The NGO Monitor released an analysis of the Human Rights Watch (HRW) work in 2011, revealing some rather alarming statistics and producing some serious accusations. Monitor focussed on HRW's reporting on Middle East and North Africa (MENA), with a special emphasis on the Arab-Israeli conflict and the role of the HRW in Libya.
HRW Allegedly erased references in its reports to its previous cooperation with the Gaddafi regime, including organisation's MENA Director Sarah Leah Whitson's role in marketing Saif al-Islam Gaddafi as a reformer. Monitor further accused the HRW for media exhibitionism and tendency to ignore even the most brutal regimes.
NGO Monitor pointed out the disproportionate attention that HRW devotes to 'Israel and the Occupied Territories'; statistically, this region attracted more attention in 2011 than Tunisia, Saudi Arabia, or Iraq. It was for the first time since 1995 that HRW did not publish a major report on Israel and that it published an almost equal number of documents criticising Israel and the Palestinians, but with a continuing bias on Israel.
All op-eds published on the Arab-Israeli conflict in major media focused on allegations against Israel. Monitor published that in 2011 HRW appointed an alleged member of the PFLP terror organisation, Shawan Jabarin to its Middle East Advisory Board.
The NGO Monitor further slammed HRW for a continual neglect of the most egregious and systematic abuses in Middle East societies, while using its resources for campaigns alleging Israeli violations, but noted the change witnessed in 2011, when HRW issued more reports, press releases, op-eds, and other publications on Libya, Egypt, Syria, Bahrain, and Yemen than on the Arab-Israeli conflict, however, marking it a mere response to greater media attention on upheaval in Arab countries.
The NGO Monitor also reminded its readers that prior to the rebellion and overthrow of the Gaddafi regime in Libya, HRW's MENA Director Sarah Leah Whitson authored an op-ed published in Foreign Policy attributing improvements in human rights in Libya to Gaddafi's son Saif al-Islam. The HRW 2011 World Report, published in January 2011 reads "The only organisation able to criticise human rights violations publicly is the Human Rights Society of the Gaddafi Foundation, which is chaired by Saif al-Islam al-Gaddafi."

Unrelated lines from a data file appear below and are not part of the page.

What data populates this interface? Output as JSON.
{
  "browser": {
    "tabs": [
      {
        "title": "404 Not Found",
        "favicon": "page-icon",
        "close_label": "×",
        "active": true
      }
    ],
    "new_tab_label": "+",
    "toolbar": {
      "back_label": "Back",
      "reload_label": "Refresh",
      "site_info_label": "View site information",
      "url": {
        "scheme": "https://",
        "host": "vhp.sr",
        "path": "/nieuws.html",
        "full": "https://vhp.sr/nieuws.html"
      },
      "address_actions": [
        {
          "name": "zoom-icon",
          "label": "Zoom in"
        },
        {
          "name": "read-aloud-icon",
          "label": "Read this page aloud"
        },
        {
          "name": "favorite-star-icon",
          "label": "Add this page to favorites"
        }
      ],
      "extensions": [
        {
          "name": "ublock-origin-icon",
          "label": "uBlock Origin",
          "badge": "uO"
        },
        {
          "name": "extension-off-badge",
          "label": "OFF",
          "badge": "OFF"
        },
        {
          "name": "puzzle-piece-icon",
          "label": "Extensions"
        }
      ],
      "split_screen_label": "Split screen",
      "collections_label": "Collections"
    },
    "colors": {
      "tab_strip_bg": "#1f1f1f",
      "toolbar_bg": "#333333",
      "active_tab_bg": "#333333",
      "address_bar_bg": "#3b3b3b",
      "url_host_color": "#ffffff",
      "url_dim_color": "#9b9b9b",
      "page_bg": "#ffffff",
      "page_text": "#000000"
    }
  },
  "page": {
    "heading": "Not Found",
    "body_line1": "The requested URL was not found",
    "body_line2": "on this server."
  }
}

It was not before 22 February 2011, after the Gaddafi regime started killing citizens protesting against the abusive regime, that HRW's referred to Saif al-Islam as "the so-called reformer son." Just two days later Whitson denounced Saif al-Islam saying that "Seif Islam in fact abandoned his nascent reform agenda long before the past week's demonstrations". It was merely a month after the HRW published his appraisal in its yearly report.

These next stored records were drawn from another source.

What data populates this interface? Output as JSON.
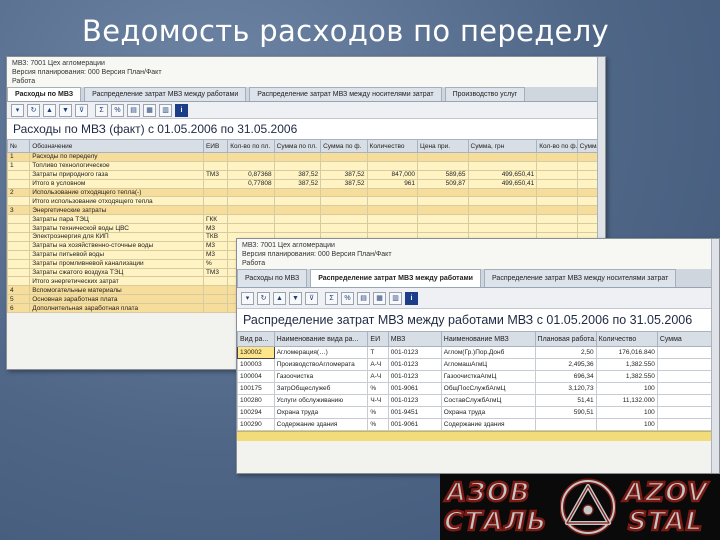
{
  "slide": {
    "title": "Ведомость расходов по переделу"
  },
  "window1": {
    "header_lines": [
      "МВЗ: 7001 Цех агломерации",
      "Версия планирования: 000 Версия План/Факт",
      "Работа"
    ],
    "tabs": [
      {
        "label": "Расходы по МВЗ",
        "active": true
      },
      {
        "label": "Распределение затрат МВЗ между работами",
        "active": false
      },
      {
        "label": "Распределение затрат МВЗ между носителями затрат",
        "active": false
      },
      {
        "label": "Производство услуг",
        "active": false
      }
    ],
    "report_title": "Расходы по МВЗ (факт) с 01.05.2006 по 31.05.2006",
    "columns": [
      "№",
      "Обозначение",
      "ЕИВ",
      "Кол-во по пл.",
      "Сумма по пл.",
      "Сумма по ф.",
      "Количество",
      "Цена при.",
      "Сумма, грн",
      "Кол-во по ф.",
      "Сумма"
    ],
    "rows": [
      {
        "no": "1",
        "name": "Расходы по переделу",
        "unit": "",
        "v1": "",
        "v2": "",
        "v3": "",
        "v4": "",
        "v5": "",
        "v6": "",
        "lvl": 0
      },
      {
        "no": "1",
        "name": "Топливо технологическое",
        "unit": "",
        "v1": "",
        "v2": "",
        "v3": "",
        "v4": "",
        "v5": "",
        "v6": "",
        "lvl": 1
      },
      {
        "no": "",
        "name": "Затраты природного газа",
        "unit": "ТМ3",
        "v1": "0,87368",
        "v2": "387,52",
        "v3": "387,52",
        "v4": "847,000",
        "v5": "589,65",
        "v6": "499,650,41",
        "lvl": 1
      },
      {
        "no": "",
        "name": "Итого в условном",
        "unit": "",
        "v1": "0,77808",
        "v2": "387,52",
        "v3": "387,52",
        "v4": "961",
        "v5": "509,87",
        "v6": "499,650,41",
        "lvl": 1
      },
      {
        "no": "2",
        "name": "Использование отходящего тепла(-)",
        "unit": "",
        "v1": "",
        "v2": "",
        "v3": "",
        "v4": "",
        "v5": "",
        "v6": "",
        "lvl": 0
      },
      {
        "no": "",
        "name": "Итого использование отходящего тепла",
        "unit": "",
        "v1": "",
        "v2": "",
        "v3": "",
        "v4": "",
        "v5": "",
        "v6": "",
        "lvl": 1
      },
      {
        "no": "3",
        "name": "Энергетические затраты",
        "unit": "",
        "v1": "",
        "v2": "",
        "v3": "",
        "v4": "",
        "v5": "",
        "v6": "",
        "lvl": 0
      },
      {
        "no": "",
        "name": "Затраты пара ТЭЦ",
        "unit": "ГКК",
        "v1": "",
        "v2": "",
        "v3": "",
        "v4": "",
        "v5": "",
        "v6": "",
        "lvl": 1
      },
      {
        "no": "",
        "name": "Затраты технической воды ЦВС",
        "unit": "М3",
        "v1": "",
        "v2": "",
        "v3": "",
        "v4": "",
        "v5": "",
        "v6": "",
        "lvl": 1
      },
      {
        "no": "",
        "name": "Электроэнергия для КИП",
        "unit": "ТКВ",
        "v1": "",
        "v2": "",
        "v3": "",
        "v4": "",
        "v5": "",
        "v6": "",
        "lvl": 1
      },
      {
        "no": "",
        "name": "Затраты на хозяйственно-сточные воды",
        "unit": "М3",
        "v1": "",
        "v2": "",
        "v3": "",
        "v4": "",
        "v5": "",
        "v6": "",
        "lvl": 1
      },
      {
        "no": "",
        "name": "Затраты питьевой воды",
        "unit": "М3",
        "v1": "",
        "v2": "",
        "v3": "",
        "v4": "",
        "v5": "",
        "v6": "",
        "lvl": 1
      },
      {
        "no": "",
        "name": "Затраты промливневой канализации",
        "unit": "%",
        "v1": "",
        "v2": "",
        "v3": "",
        "v4": "",
        "v5": "",
        "v6": "",
        "lvl": 1
      },
      {
        "no": "",
        "name": "Затраты сжатого воздуха ТЭЦ",
        "unit": "ТМ3",
        "v1": "",
        "v2": "",
        "v3": "",
        "v4": "",
        "v5": "",
        "v6": "",
        "lvl": 1
      },
      {
        "no": "",
        "name": "Итого энергетических затрат",
        "unit": "",
        "v1": "",
        "v2": "",
        "v3": "",
        "v4": "",
        "v5": "",
        "v6": "",
        "lvl": 1
      },
      {
        "no": "4",
        "name": "Вспомогательные материалы",
        "unit": "",
        "v1": "",
        "v2": "",
        "v3": "",
        "v4": "",
        "v5": "",
        "v6": "",
        "lvl": 0
      },
      {
        "no": "5",
        "name": "Основная заработная плата",
        "unit": "",
        "v1": "",
        "v2": "",
        "v3": "",
        "v4": "",
        "v5": "",
        "v6": "",
        "lvl": 0
      },
      {
        "no": "6",
        "name": "Дополнительная заработная плата",
        "unit": "",
        "v1": "",
        "v2": "",
        "v3": "",
        "v4": "",
        "v5": "",
        "v6": "",
        "lvl": 0
      }
    ]
  },
  "window2": {
    "header_lines": [
      "МВЗ: 7001 Цех агломерации",
      "Версия планирования: 000 Версия План/Факт",
      "Работа"
    ],
    "tabs": [
      {
        "label": "Расходы по МВЗ",
        "active": false
      },
      {
        "label": "Распределение затрат МВЗ между работами",
        "active": true
      },
      {
        "label": "Распределение затрат МВЗ между носителями затрат",
        "active": false
      }
    ],
    "report_title": "Распределение затрат МВЗ между работами МВЗ с 01.05.2006 по 31.05.2006",
    "columns": [
      "Вид ра...",
      "Наименование вида ра...",
      "ЕИ",
      "МВЗ",
      "Наименование МВЗ",
      "Плановая работа...",
      "Количество",
      "Сумма"
    ],
    "rows": [
      {
        "code": "130002",
        "name": "Агломерация(…)",
        "ei": "Т",
        "mvz": "001-0123",
        "mvz_name": "Аглом(Гр.)Пор.Донб",
        "plan": "2,50",
        "qty": "176,016.840",
        "sum": ""
      },
      {
        "code": "100003",
        "name": "ПроизводствоАгломерата",
        "ei": "А-Ч",
        "mvz": "001-0123",
        "mvz_name": "АгломашАгмЦ",
        "plan": "2,495,36",
        "qty": "1,382.550",
        "sum": ""
      },
      {
        "code": "100004",
        "name": "Газоочистка",
        "ei": "А-Ч",
        "mvz": "001-0123",
        "mvz_name": "ГазоочисткаАгмЦ",
        "plan": "696,34",
        "qty": "1,382.550",
        "sum": ""
      },
      {
        "code": "100175",
        "name": "ЗатрОбщеслужеб",
        "ei": "%",
        "mvz": "001-9061",
        "mvz_name": "ОбщПосСлужбАгмЦ",
        "plan": "3,120,73",
        "qty": "100",
        "sum": ""
      },
      {
        "code": "100280",
        "name": "Услуги обслуживанию",
        "ei": "Ч-Ч",
        "mvz": "001-0123",
        "mvz_name": "СоставСлужбАгмЦ",
        "plan": "51,41",
        "qty": "11,132.000",
        "sum": ""
      },
      {
        "code": "100294",
        "name": "Охрана труда",
        "ei": "%",
        "mvz": "001-9451",
        "mvz_name": "Охрана труда",
        "plan": "590,51",
        "qty": "100",
        "sum": ""
      },
      {
        "code": "100290",
        "name": "Содержание здания",
        "ei": "%",
        "mvz": "001-9061",
        "mvz_name": "Содержание здания",
        "plan": "",
        "qty": "100",
        "sum": ""
      }
    ]
  },
  "toolbar_icons": [
    "expand-icon",
    "refresh-icon",
    "sort-asc-icon",
    "sort-desc-icon",
    "filter-icon",
    "sum-icon",
    "subtotal-icon",
    "print-icon",
    "excel-icon",
    "layout-icon",
    "info-icon"
  ],
  "logo": {
    "left_top": "АЗОВ",
    "left_bottom": "СТАЛЬ",
    "right_top": "AZOV",
    "right_bottom": "STAL",
    "color_text": "#c7c7c7",
    "color_outline": "#7a1a14"
  }
}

In addition, HRW criticised other organisations as well as governments that had previously dealt with Saif al-Islam. HRW Business and Human Rights Director Arvind Ganesan condemned the London School of Economics (LSE) for allowing "abusive and corrupt officials or their families to launder their images in exchange for money". Neglecting the acts of own organisation, Ganesen said that "the London School of Economics did not act until Saif al-Islam's father literally began to kill his own people".
An inquiry into the LSE's links with Libya investigated the process by which the LSE accepted funding from Libya and presented guidelines for preventing such an incident in the future. Monitor pointed out that to the best of thier knowledge, HRW has not opened a similar investigation into their own role in the promotion of Saif al-Islam as a reformer, as well as any other contacts with the regime.